There are so many magazines, books and Web sites that suggest activities to do with children. But perhaps the best advice is just to take a little more time to observe our children, to talk to our children about what they are thinking and enjoy doing, and reflect on what makes our children special and fun to be with.
THE BENEFITS OF FREQUENT FAMILY MEALS
Sharing frequent family meals can have many positive benefits for children and teens, including enhanced school performance, more healthful eating habits and reduced risk of substance abuse. The following inforlmation is from the National Center on Addiction and Substance Abuse at Columbia University Children and teens who have frequent family dinners:
• Are at half the risk for substance abuse compared with teens who dine with their families infrequently
• Are less likely to have friends or classmates who use illicit drugs or abuse prescription drugs
• Have lower levels of tension or stress at home
• Are more likely to say that their parents and families are proud of them
• Are likelier to say they can confide in their parents
• Are likelier to get better grades in school
• Are more likely to be emotionally content and have positive peer relationships
• Have more healthful eating habits
• Are at lower risk for thoughts of suicide..
PTO Meetings at C.P.E.
Thursday, Nov. 1st, 6pm
450 South 4th Street
Central Point, OR
PTO at CPE...Welcome or welcome back from your CPE PTO! We have a great group of parents returning that truly love getting together to help organize and facilitate the many wonderful and worthwhile events throughout the year. What we are really excited about is the chance to get to know you, the person who has wanted to get involved, but just hasn’t had the time or ability. Make this the year you take a chance and get involved, you’ll love it!! We meet on the first Thursday of every Month (except Sept) in the School Library from 6:00 to 7:00 p.m. Our upcoming meetings are set for November 1st and December 6th at 6:00 p.m. in the school library. We look forward to seeing you there.
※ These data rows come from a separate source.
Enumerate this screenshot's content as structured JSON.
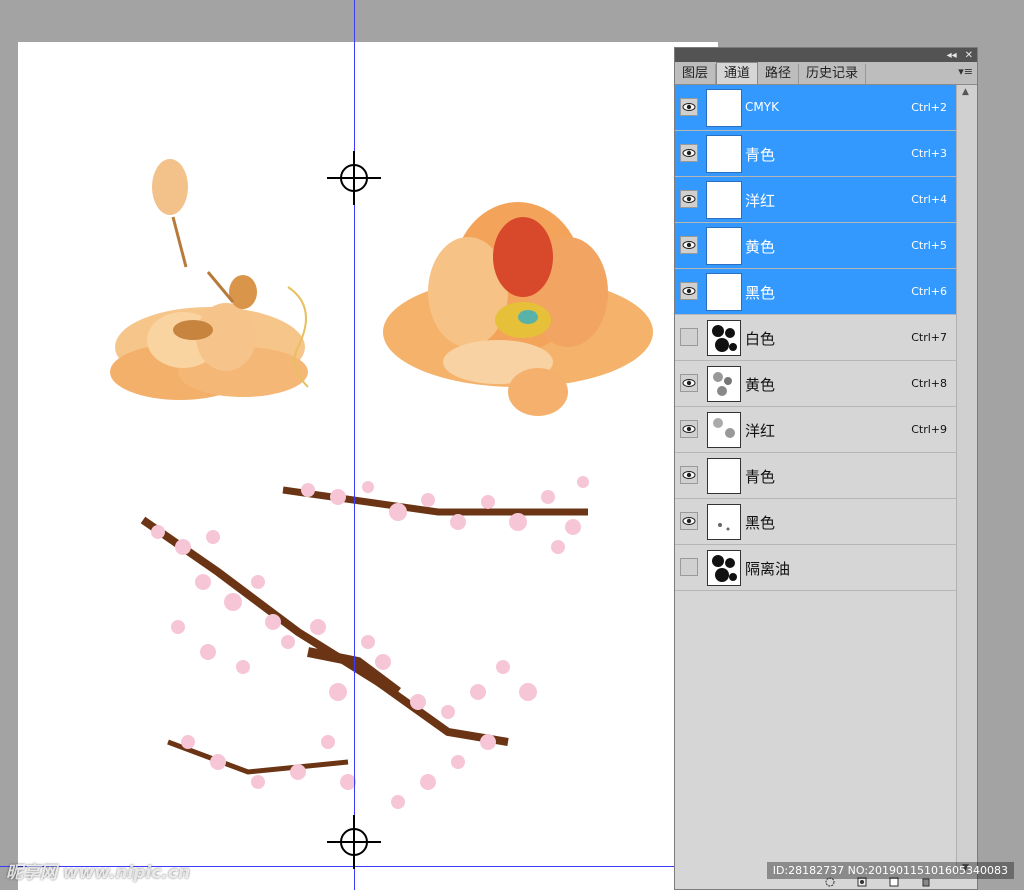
{
  "panel": {
    "tabs": [
      {
        "label": "图层",
        "active": false
      },
      {
        "label": "通道",
        "active": true
      },
      {
        "label": "路径",
        "active": false
      },
      {
        "label": "历史记录",
        "active": false
      }
    ],
    "channels": [
      {
        "name": "CMYK",
        "shortcut": "Ctrl+2",
        "visible": true,
        "selected": true
      },
      {
        "name": "青色",
        "shortcut": "Ctrl+3",
        "visible": true,
        "selected": true
      },
      {
        "name": "洋红",
        "shortcut": "Ctrl+4",
        "visible": true,
        "selected": true
      },
      {
        "name": "黄色",
        "shortcut": "Ctrl+5",
        "visible": true,
        "selected": true
      },
      {
        "name": "黑色",
        "shortcut": "Ctrl+6",
        "visible": true,
        "selected": true
      },
      {
        "name": "白色",
        "shortcut": "Ctrl+7",
        "visible": false,
        "selected": false
      },
      {
        "name": "黄色",
        "shortcut": "Ctrl+8",
        "visible": true,
        "selected": false
      },
      {
        "name": "洋红",
        "shortcut": "Ctrl+9",
        "visible": true,
        "selected": false
      },
      {
        "name": "青色",
        "shortcut": "",
        "visible": true,
        "selected": false
      },
      {
        "name": "黑色",
        "shortcut": "",
        "visible": true,
        "selected": false
      },
      {
        "name": "隔离油",
        "shortcut": "",
        "visible": false,
        "selected": false
      }
    ]
  },
  "watermark": {
    "left": "昵享网 www.nipic.cn",
    "right": "ID:28182737 NO:20190115101605340083"
  },
  "colors": {
    "selection": "#3399ff",
    "guide": "#3b3bff",
    "panel": "#d6d6d6"
  }
}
The PTO has already received $1000’s in box tops rewards over the years!! Thank you for continuing to support our collection efforts. Our combined effort has a huge impact on achieving our goals in PTO and improving student achievement/opportunities. The collection bin is located in the front foyer.
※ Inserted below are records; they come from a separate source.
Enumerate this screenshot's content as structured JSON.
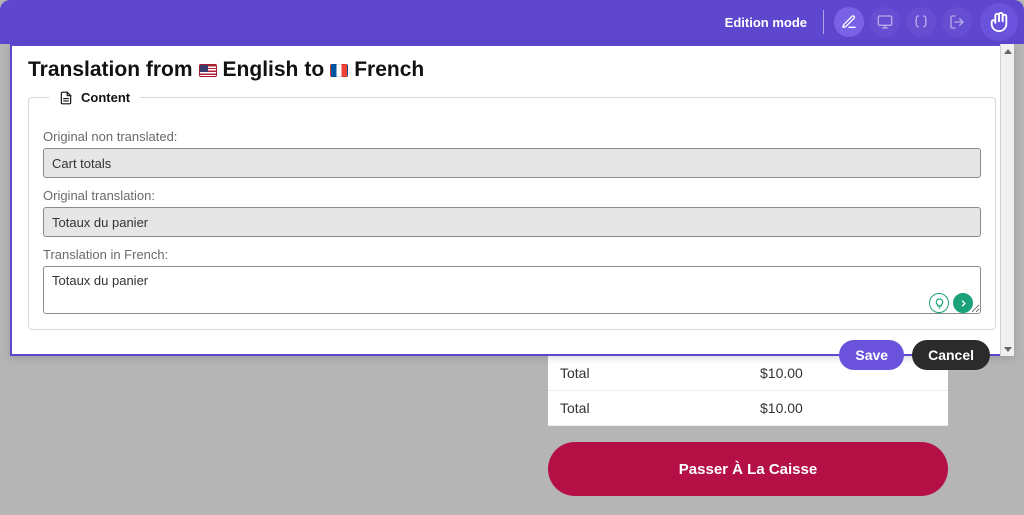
{
  "topbar": {
    "mode_label": "Edition mode"
  },
  "modal": {
    "title_prefix": "Translation from",
    "src_lang": "English",
    "to_word": "to",
    "dst_lang": "French",
    "content_legend": "Content",
    "labels": {
      "original_non_translated": "Original non translated:",
      "original_translation": "Original translation:",
      "translation_in_dst": "Translation in French:"
    },
    "values": {
      "original_non_translated": "Cart totals",
      "original_translation": "Totaux du panier",
      "translation_in_dst": "Totaux du panier"
    },
    "actions": {
      "save": "Save",
      "cancel": "Cancel"
    }
  },
  "under": {
    "rows": [
      {
        "label": "Total",
        "value": "$10.00"
      },
      {
        "label": "Total",
        "value": "$10.00"
      }
    ],
    "checkout_label": "Passer À La Caisse"
  }
}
For more information on this program visit:
Medicine at School
It is important to communicate with the front office staff in the event your student needs to take medication during the school day. Students must not have medication in their possession. We have a secure area for student medications and procedures in place to ensure the highest safety levels. Medications must remain in the prescribed container. Call Elaine Cook for additional information .
Attendance.....being absent, leaving early, changing pick up plans.
Take control of TV (and other screen time)
SUGGESTED RULES TO LIVE BY
· 2 hours per day or less of total screen time—TV, non-school related computer, and video games
· No TV during meal times
· No TV during homework
· No television sets in any bedrooms
· No eating while watching TV
· No surfing—watch favorite shows only
· Limit viewing to specific days & times
TIPS FOR SUCCESS Use technology:
· Screening devices (like TiVo) can remove advertising, and allow you to view TV programs in less time.
· Be a good role-model: Keep a check on your own TV viewing habits….kids will take their cues from you! Endure kids’ complaints: This may be a parent’s biggest challenge. But, stick with it!
· Help kids deal with boredom: Be prepared to suggest other activities. Over time, kids will learn to entertain themselves.